> WHAT THIS TASK INVOLVES:
Copy out each line below in which the string "description" appears.

---- SUPPLIED MATERIAL

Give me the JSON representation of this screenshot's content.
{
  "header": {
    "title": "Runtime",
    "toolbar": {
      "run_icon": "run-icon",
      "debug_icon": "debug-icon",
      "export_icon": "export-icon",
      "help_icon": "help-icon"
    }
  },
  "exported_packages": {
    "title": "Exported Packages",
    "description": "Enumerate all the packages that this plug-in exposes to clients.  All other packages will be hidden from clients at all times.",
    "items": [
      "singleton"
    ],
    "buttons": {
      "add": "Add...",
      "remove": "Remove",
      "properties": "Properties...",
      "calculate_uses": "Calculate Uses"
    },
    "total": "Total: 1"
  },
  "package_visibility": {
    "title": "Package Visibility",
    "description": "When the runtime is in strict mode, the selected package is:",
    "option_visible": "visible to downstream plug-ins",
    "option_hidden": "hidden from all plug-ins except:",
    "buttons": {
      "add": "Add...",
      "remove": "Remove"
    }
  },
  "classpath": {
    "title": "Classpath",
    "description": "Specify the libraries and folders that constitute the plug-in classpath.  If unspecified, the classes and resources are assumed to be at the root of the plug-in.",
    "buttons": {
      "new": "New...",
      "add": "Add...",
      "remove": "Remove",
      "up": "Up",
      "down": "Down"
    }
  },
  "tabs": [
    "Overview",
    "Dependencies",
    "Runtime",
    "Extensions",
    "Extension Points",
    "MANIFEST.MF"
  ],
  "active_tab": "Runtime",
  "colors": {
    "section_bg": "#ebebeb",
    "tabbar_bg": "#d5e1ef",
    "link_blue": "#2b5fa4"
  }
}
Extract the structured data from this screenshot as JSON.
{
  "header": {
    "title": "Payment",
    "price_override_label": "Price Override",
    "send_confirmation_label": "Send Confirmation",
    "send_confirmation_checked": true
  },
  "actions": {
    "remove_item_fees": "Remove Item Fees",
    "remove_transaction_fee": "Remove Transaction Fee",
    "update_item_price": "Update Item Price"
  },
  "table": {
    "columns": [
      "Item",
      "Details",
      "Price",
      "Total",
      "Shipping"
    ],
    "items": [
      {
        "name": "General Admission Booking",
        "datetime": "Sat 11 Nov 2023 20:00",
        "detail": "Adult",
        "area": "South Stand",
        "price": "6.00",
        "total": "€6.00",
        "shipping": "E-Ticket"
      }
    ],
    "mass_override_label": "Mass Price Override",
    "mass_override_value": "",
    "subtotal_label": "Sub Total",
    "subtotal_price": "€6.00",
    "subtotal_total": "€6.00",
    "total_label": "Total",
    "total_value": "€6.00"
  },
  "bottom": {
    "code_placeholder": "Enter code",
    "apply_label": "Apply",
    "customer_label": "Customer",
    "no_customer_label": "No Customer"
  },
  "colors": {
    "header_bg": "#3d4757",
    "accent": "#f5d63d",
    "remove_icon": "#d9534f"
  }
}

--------

> RESPONSE TO THE EXERCISE:
    "description": "Enumerate all the packages that this plug-in exposes to clients.  All other packages will be hidden from clients at all times.",
    "description": "When the runtime is in strict mode, the selected package is:",
    "description": "Specify the libraries and folders that constitute the plug-in classpath.  If unspecified, the classes and resources are assumed to be at the root of the plug-in.",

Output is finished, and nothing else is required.